What is the Lottery?

The lottery is a form of gambling where numbers are drawn at random for a prize. Some of these prizes are cash, while others are goods or services. Many states have lotteries that raise money for a variety of projects. These include education, public works, and even wars. But critics charge that lotteries are addictive and often manipulate people by exaggerating the odds of winning. Others argue that they encourage unhealthy behaviors and undermine societal values. Despite these concerns, the popularity of lotteries persists. Currently, most lotteries are operated by state governments that claim exclusive rights to the business and prohibit competition. But some private companies also operate lotteries.

Some of these are charitable, while others have been accused of promoting gambling addiction. However, the majority of state lotteries are government-owned monopolies that use their profits to fund programs. The evolution of state lotteries has been piecemeal and incremental, with little if any general oversight. As a result, few, if any, have a coherent “lottery policy.”

Although the lottery was first recorded in history in the early 15th century, it may be older than that. The drawing of lots to determine ownership or other rights is documented in many ancient documents, including the Bible. By the 17th century, state lotteries were common in England and the United States, raising funds for towns, wars, colleges, and public-works projects. The lottery was particularly popular in the Northeast, where it attracted large Catholic populations whose members were tolerant of gambling activities.

While the idea of winning a huge jackpot sounds like a dream come true, the chances are slim. Many people end up losing money on the lottery, and the vast majority of winners never reach the final prize amount. It is important to understand the basics of the lottery before playing. There are some things you can do to improve your chances of winning, such as diversifying the number of tickets you buy and avoiding numbers that appear consecutively or within a grouping. But the truth is that every number has an equal chance of being selected.

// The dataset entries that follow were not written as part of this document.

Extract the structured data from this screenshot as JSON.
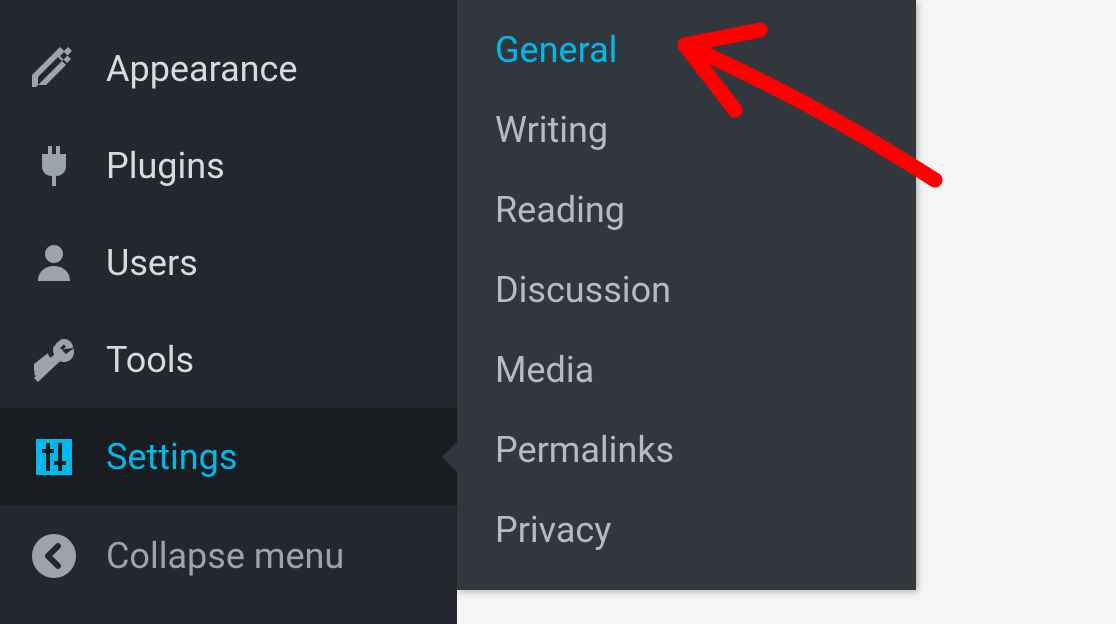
{
  "sidebar": {
    "items": [
      {
        "label": "Appearance",
        "icon": "appearance"
      },
      {
        "label": "Plugins",
        "icon": "plugins"
      },
      {
        "label": "Users",
        "icon": "users"
      },
      {
        "label": "Tools",
        "icon": "tools"
      },
      {
        "label": "Settings",
        "icon": "settings"
      },
      {
        "label": "Collapse menu",
        "icon": "collapse"
      }
    ]
  },
  "submenu": {
    "items": [
      "General",
      "Writing",
      "Reading",
      "Discussion",
      "Media",
      "Permalinks",
      "Privacy"
    ]
  }
}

Lottery advertising aims to communicate two messages primarily. The first is that lotteries are fun, and the second is that they can make you rich. The latter message is especially enticing in a world of increasing inequality and limited social mobility, and it’s what drives most people to play the lottery.

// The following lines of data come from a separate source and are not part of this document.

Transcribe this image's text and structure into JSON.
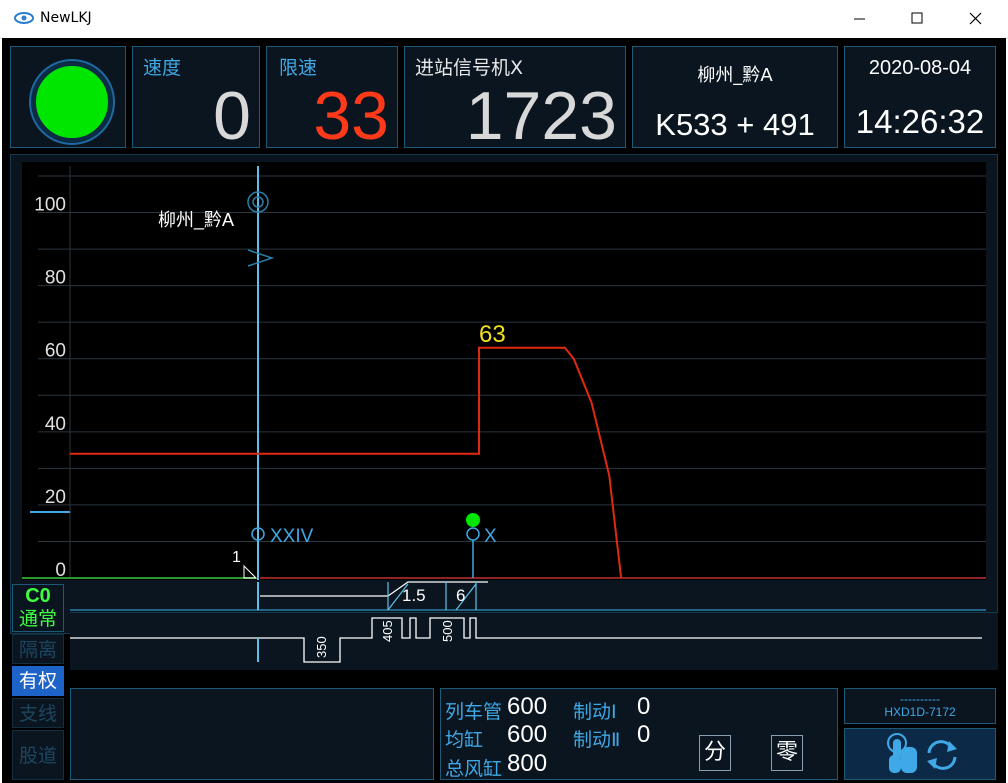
{
  "window": {
    "title": "NewLKJ"
  },
  "signal_lamp": {
    "color": "#00e600"
  },
  "speed": {
    "label": "速度",
    "value": "0"
  },
  "limit": {
    "label": "限速",
    "value": "33"
  },
  "signal": {
    "label": "进站信号机X",
    "value": "1723"
  },
  "station": {
    "name": "柳州_黔A",
    "km": "K533 + 491"
  },
  "datetime": {
    "date": "2020-08-04",
    "time": "14:26:32"
  },
  "chart": {
    "y_ticks": [
      "100",
      "80",
      "60",
      "40",
      "20",
      "0"
    ],
    "station_label": "柳州_黔A",
    "peak_label": "63",
    "signal_left_label": "XXIV",
    "signal_right_label": "X",
    "marker_label": "1",
    "gradient_labels": [
      "1.5",
      "6"
    ],
    "curve_labels": [
      "350",
      "405",
      "500"
    ]
  },
  "chart_data": {
    "type": "line",
    "series": [
      {
        "values": [
          [
            0,
            34
          ],
          [
            0,
            34
          ],
          [
            74,
            34
          ],
          [
            74,
            63
          ],
          [
            103,
            63
          ],
          [
            106,
            60
          ],
          [
            112,
            48
          ],
          [
            118,
            28
          ],
          [
            122,
            0
          ]
        ]
      }
    ],
    "ylim": [
      0,
      110
    ],
    "yticks": [
      0,
      20,
      40,
      60,
      80,
      100
    ],
    "annotations": [
      "63"
    ]
  },
  "mode": {
    "code": "C0",
    "state": "通常"
  },
  "side_buttons": [
    "隔离",
    "有权",
    "支线",
    "股道"
  ],
  "brake": {
    "train_pipe_label": "列车管",
    "train_pipe_value": "600",
    "equalizing_label": "均缸",
    "equalizing_value": "600",
    "main_reservoir_label": "总风缸",
    "main_reservoir_value": "800",
    "brake1_label": "制动Ⅰ",
    "brake1_value": "0",
    "brake2_label": "制动Ⅱ",
    "brake2_value": "0"
  },
  "buttons": {
    "fen": "分",
    "ling": "零"
  },
  "loco": {
    "dashes": "----------",
    "id": "HXD1D-7172"
  },
  "colors": {
    "accent": "#3fa8e6",
    "limit": "#ff3a1a",
    "curve": "#e02a10",
    "lamp": "#00e600",
    "peak": "#f0e020"
  }
}
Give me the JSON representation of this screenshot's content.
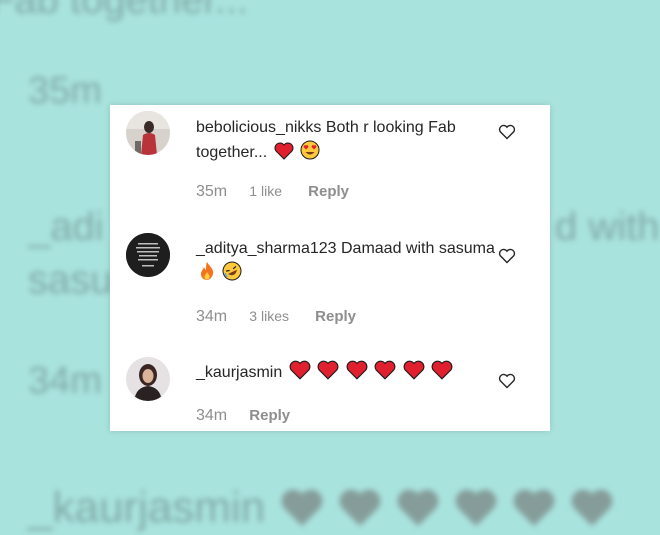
{
  "background": {
    "top_text": "Fab together...",
    "time_1": "35m",
    "likes_1": "1 like",
    "reply_1": "Reply",
    "user_2_partial": "_adi",
    "text_2_partial": "sasu",
    "text_2_right": "d with",
    "time_2": "34m",
    "user_3": "_kaurjasmin"
  },
  "comments": [
    {
      "username": "bebolicious_nikks",
      "text": "Both r looking Fab together...",
      "emojis": [
        "red-heart",
        "heart-eyes-face"
      ],
      "time": "35m",
      "likes": "1 like",
      "reply": "Reply"
    },
    {
      "username": "_aditya_sharma123",
      "text": "Damaad with sasuma",
      "emojis": [
        "fire",
        "rolling-laughing-face"
      ],
      "time": "34m",
      "likes": "3 likes",
      "reply": "Reply"
    },
    {
      "username": "_kaurjasmin",
      "text": "",
      "emojis": [
        "red-heart",
        "red-heart",
        "red-heart",
        "red-heart",
        "red-heart",
        "red-heart"
      ],
      "time": "34m",
      "likes": "",
      "reply": "Reply"
    }
  ],
  "colors": {
    "background": "#a9e3de",
    "card": "#ffffff",
    "text": "#262626",
    "meta": "#8e8e8e",
    "heart": "#e0202e"
  }
}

Some states offer a lump sum option, which allows winners to immediately access their funds and allow for debt clearance or significant purchases. This option is a great way to achieve financial freedom, but it requires disciplined money management to maintain the winnings. It’s important to seek the advice of a financial advisor before choosing this option. For those who prefer to receive a steady stream of payments over time, annuity options are available. In either case, a wise investment can help you win big. The key is to play responsibly and keep your gambling budget under control.